TASK TO COMPLETE →
Each line of the records below that contains "this" needs to be copied.

□ □ □ □

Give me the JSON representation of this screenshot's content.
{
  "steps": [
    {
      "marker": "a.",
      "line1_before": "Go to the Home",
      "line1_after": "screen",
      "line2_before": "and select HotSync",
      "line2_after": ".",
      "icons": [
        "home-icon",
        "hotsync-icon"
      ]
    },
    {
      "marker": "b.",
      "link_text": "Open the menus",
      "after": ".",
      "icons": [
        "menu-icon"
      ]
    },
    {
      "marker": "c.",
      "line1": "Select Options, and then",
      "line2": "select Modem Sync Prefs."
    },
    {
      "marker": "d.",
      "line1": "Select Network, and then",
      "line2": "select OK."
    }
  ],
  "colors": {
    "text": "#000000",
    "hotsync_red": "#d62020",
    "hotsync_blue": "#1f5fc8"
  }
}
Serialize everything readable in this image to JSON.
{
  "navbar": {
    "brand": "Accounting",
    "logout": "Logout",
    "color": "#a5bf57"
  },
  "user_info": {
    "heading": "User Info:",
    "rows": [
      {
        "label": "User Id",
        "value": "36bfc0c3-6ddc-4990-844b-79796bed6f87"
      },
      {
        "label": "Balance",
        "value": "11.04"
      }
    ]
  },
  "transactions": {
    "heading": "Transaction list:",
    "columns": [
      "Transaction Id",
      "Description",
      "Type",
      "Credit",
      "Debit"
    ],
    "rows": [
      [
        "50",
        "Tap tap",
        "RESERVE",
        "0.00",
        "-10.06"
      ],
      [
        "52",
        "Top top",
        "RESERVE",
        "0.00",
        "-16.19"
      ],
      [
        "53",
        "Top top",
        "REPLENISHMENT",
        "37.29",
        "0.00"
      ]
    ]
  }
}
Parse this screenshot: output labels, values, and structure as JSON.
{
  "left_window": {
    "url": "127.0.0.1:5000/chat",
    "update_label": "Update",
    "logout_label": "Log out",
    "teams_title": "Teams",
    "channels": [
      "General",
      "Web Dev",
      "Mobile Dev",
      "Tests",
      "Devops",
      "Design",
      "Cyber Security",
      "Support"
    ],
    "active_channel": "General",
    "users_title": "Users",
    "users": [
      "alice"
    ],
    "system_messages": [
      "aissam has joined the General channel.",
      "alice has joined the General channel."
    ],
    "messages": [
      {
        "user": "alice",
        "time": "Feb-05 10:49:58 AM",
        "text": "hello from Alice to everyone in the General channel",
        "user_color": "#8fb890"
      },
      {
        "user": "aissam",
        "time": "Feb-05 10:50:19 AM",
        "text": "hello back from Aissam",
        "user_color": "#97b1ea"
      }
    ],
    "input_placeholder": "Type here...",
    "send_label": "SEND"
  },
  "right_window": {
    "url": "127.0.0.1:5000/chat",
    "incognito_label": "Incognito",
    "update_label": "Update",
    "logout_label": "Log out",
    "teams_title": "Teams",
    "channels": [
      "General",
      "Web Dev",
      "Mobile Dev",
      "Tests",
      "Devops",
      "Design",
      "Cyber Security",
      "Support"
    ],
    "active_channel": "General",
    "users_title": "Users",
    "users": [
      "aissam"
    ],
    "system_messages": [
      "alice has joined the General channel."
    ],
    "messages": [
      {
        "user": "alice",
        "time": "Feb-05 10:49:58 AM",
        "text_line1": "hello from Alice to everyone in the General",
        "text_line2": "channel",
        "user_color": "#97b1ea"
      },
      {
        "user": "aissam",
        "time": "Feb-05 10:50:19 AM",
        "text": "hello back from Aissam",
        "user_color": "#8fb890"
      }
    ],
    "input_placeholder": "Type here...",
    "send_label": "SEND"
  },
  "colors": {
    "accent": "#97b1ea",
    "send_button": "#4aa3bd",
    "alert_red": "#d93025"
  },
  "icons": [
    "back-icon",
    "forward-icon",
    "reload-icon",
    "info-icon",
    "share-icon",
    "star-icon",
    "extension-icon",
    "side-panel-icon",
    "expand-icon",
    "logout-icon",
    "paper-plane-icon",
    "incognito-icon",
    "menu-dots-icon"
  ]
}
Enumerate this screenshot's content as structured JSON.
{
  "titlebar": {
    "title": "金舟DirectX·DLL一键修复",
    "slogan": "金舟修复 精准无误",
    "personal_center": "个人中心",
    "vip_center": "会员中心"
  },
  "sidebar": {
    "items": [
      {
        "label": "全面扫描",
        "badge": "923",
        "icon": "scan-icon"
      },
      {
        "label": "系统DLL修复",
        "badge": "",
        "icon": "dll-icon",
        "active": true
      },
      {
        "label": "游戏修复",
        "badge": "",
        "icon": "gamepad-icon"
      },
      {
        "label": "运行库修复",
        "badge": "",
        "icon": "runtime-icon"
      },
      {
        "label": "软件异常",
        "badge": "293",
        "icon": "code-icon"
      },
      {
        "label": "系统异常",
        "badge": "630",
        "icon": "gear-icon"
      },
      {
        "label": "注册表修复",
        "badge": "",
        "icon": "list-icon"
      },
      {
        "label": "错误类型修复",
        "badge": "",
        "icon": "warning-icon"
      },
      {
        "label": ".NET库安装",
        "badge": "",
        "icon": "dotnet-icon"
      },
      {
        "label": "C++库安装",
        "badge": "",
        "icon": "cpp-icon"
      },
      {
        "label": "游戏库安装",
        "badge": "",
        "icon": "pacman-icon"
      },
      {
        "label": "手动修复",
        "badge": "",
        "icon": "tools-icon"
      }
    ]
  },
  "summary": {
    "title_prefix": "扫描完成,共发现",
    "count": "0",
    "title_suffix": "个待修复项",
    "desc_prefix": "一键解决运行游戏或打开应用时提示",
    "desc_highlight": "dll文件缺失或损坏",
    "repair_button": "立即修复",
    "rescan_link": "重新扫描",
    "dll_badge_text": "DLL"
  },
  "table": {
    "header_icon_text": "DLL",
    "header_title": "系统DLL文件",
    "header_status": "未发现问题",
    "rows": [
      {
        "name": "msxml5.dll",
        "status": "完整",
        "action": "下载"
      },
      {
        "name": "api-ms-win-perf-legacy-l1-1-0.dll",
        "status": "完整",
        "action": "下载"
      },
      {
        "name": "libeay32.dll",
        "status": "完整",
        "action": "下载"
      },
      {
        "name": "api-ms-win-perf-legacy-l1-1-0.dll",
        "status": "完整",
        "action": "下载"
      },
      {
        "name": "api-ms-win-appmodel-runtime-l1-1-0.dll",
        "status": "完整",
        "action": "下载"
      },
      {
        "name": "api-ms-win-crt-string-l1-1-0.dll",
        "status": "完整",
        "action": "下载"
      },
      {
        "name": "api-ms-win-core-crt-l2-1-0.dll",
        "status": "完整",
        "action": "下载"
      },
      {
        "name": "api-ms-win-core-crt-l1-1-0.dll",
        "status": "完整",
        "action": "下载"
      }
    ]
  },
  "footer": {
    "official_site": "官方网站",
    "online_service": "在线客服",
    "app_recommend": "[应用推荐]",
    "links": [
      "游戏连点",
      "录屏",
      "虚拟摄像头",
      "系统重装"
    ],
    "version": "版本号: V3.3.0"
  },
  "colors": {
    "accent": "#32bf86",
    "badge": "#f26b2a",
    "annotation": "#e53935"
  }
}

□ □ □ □

RESPONSE TO THE TASK →
Give me the JSON representation of this screenshot's content.
Serialize everything readable in this image to JSON.
Parse this screenshot: output labels, values, and structure as JSON.
Enumerate this screenshot's content as structured JSON.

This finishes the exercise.